▶ **Work item**:
The lines of the records that include "this" should all be copied.

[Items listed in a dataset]
[Start of Attachment]
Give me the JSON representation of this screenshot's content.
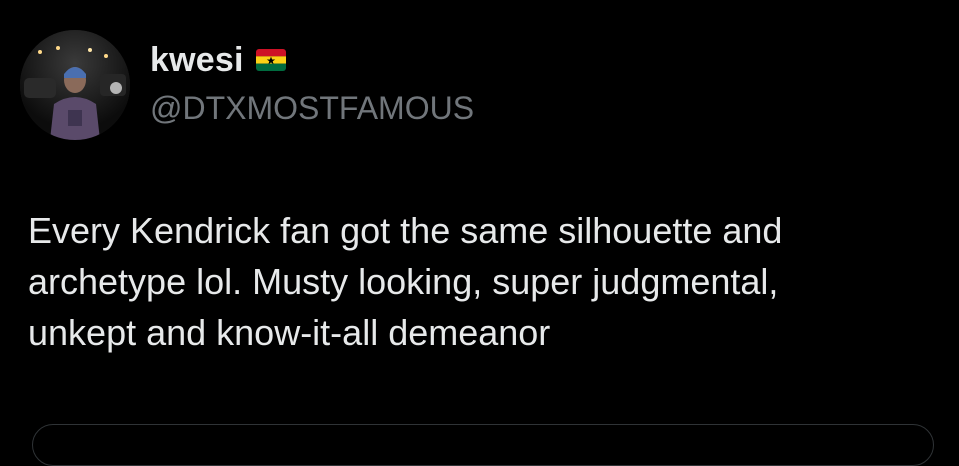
{
  "tweet": {
    "author": {
      "display_name": "kwesi",
      "flag": "ghana-flag-icon",
      "handle": "@DTXMOSTFAMOUS",
      "avatar": "profile-photo"
    },
    "text": "Every Kendrick fan got the same silhouette and\narchetype lol. Musty looking, super judgmental,\nunkept and know-it-all demeanor"
  },
  "colors": {
    "background": "#000000",
    "text_primary": "#e7e9ea",
    "text_secondary": "#71767b",
    "border": "#2f3336"
  }
}
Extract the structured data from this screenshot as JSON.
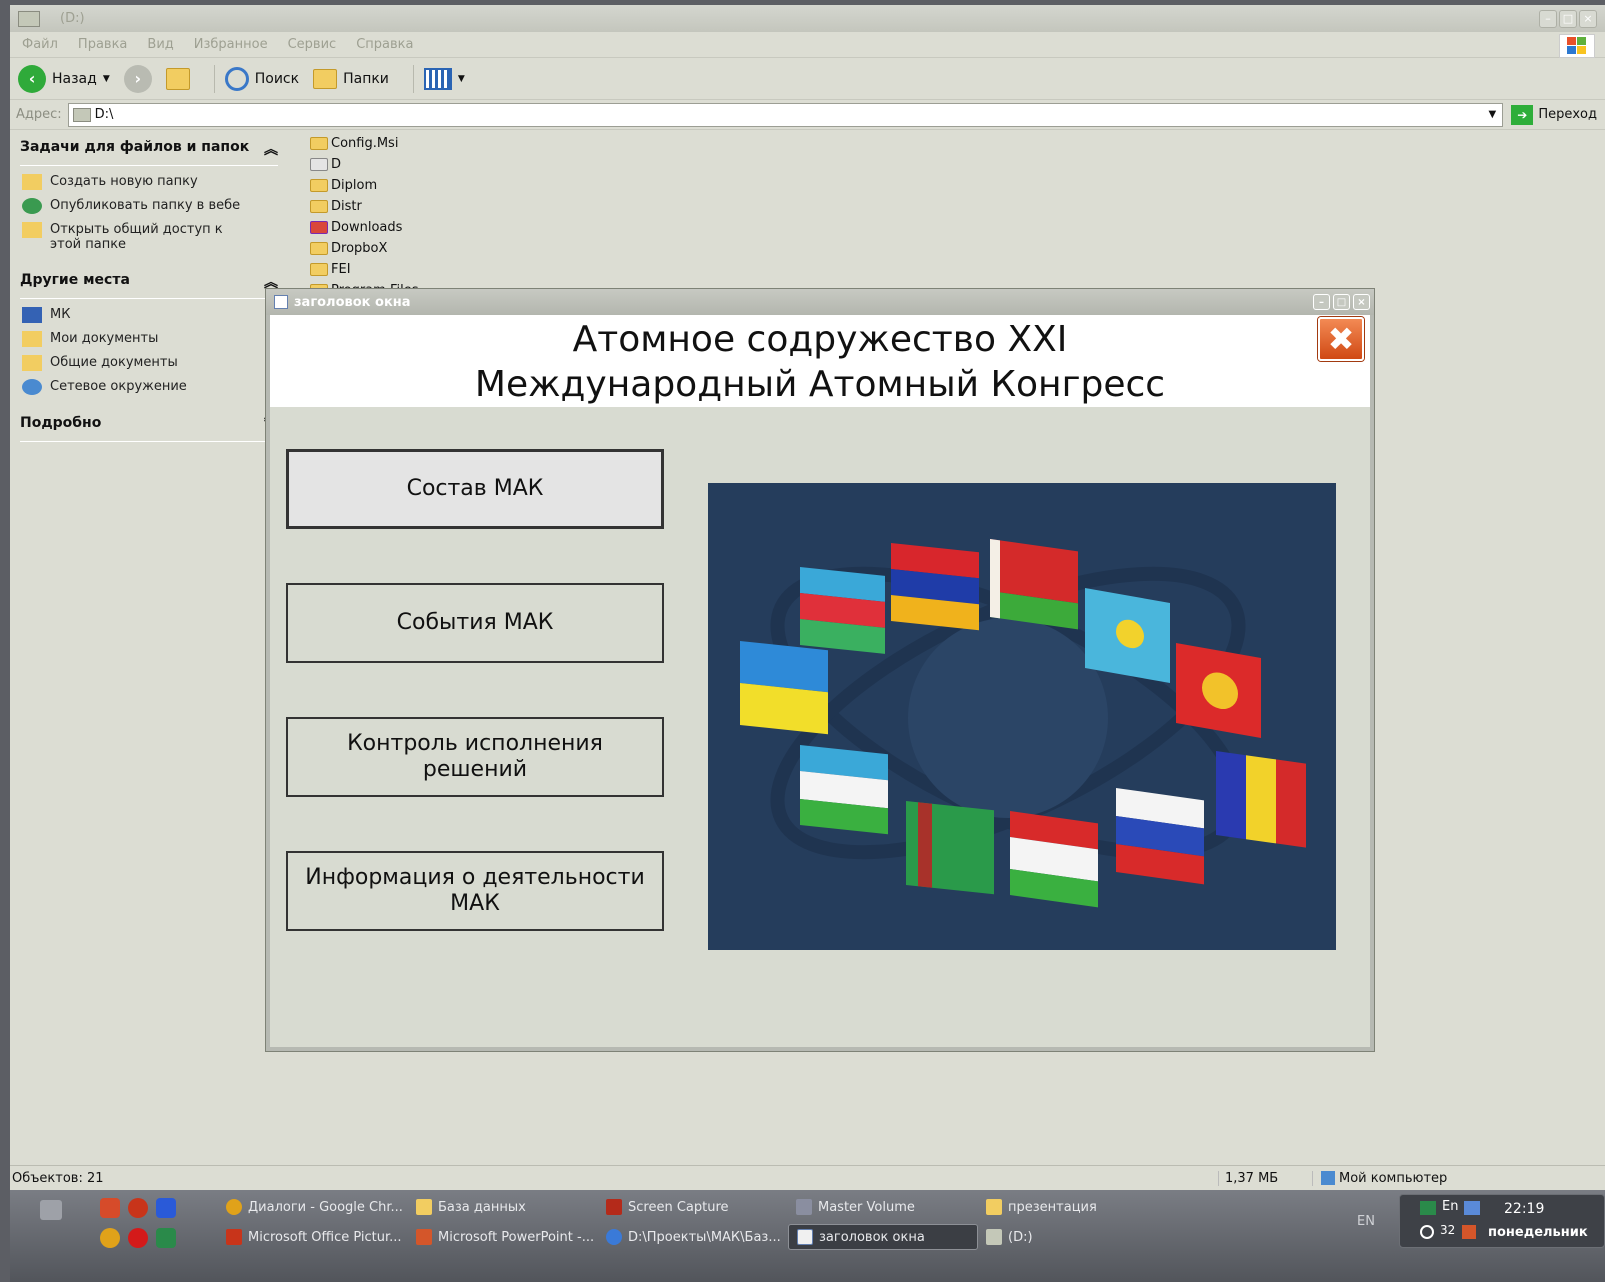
{
  "explorer": {
    "title": "(D:)",
    "menu": [
      "Файл",
      "Правка",
      "Вид",
      "Избранное",
      "Сервис",
      "Справка"
    ],
    "toolbar": {
      "back": "Назад",
      "search": "Поиск",
      "folders": "Папки"
    },
    "address": {
      "label": "Адрес:",
      "value": "D:\\",
      "go": "Переход"
    },
    "tasks": {
      "header": "Задачи для файлов и папок",
      "items": [
        "Создать новую папку",
        "Опубликовать папку в вебе",
        "Открыть общий доступ к этой папке"
      ]
    },
    "places": {
      "header": "Другие места",
      "items": [
        "МК",
        "Мои документы",
        "Общие документы",
        "Сетевое окружение"
      ]
    },
    "details": {
      "header": "Подробно"
    },
    "files": [
      "Config.Msi",
      "D",
      "Diplom",
      "Distr",
      "Downloads",
      "DropboX",
      "FEI",
      "Program Files"
    ],
    "status": {
      "objects": "Объектов: 21",
      "size": "1,37 МБ",
      "location": "Мой компьютер"
    }
  },
  "app": {
    "window_title": "заголовок окна",
    "header_line1": "Атомное содружество XXI",
    "header_line2": "Международный  Атомный  Конгресс",
    "close_glyph": "✖",
    "buttons": [
      "Состав МАК",
      "События МАК",
      "Контроль исполнения решений",
      "Информация о деятельности МАК"
    ]
  },
  "taskbar": {
    "row1": [
      "Диалоги - Google Chr...",
      "База данных",
      "Screen Capture",
      "Master Volume",
      "презентация"
    ],
    "row2": [
      "Microsoft Office Pictur...",
      "Microsoft PowerPoint -...",
      "D:\\Проекты\\МАК\\Баз...",
      "заголовок окна",
      "(D:)"
    ],
    "lang": "EN",
    "tray_lang": "En",
    "tray_num": "32",
    "time": "22:19",
    "day": "понедельник"
  },
  "colors": {
    "flags_bg": "#253d5c",
    "close_orange": "#e0591e"
  }
}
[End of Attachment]
▶ **Result of the task**:
Give me the JSON representation of this screenshot's content.
Extract the structured data from this screenshot as JSON.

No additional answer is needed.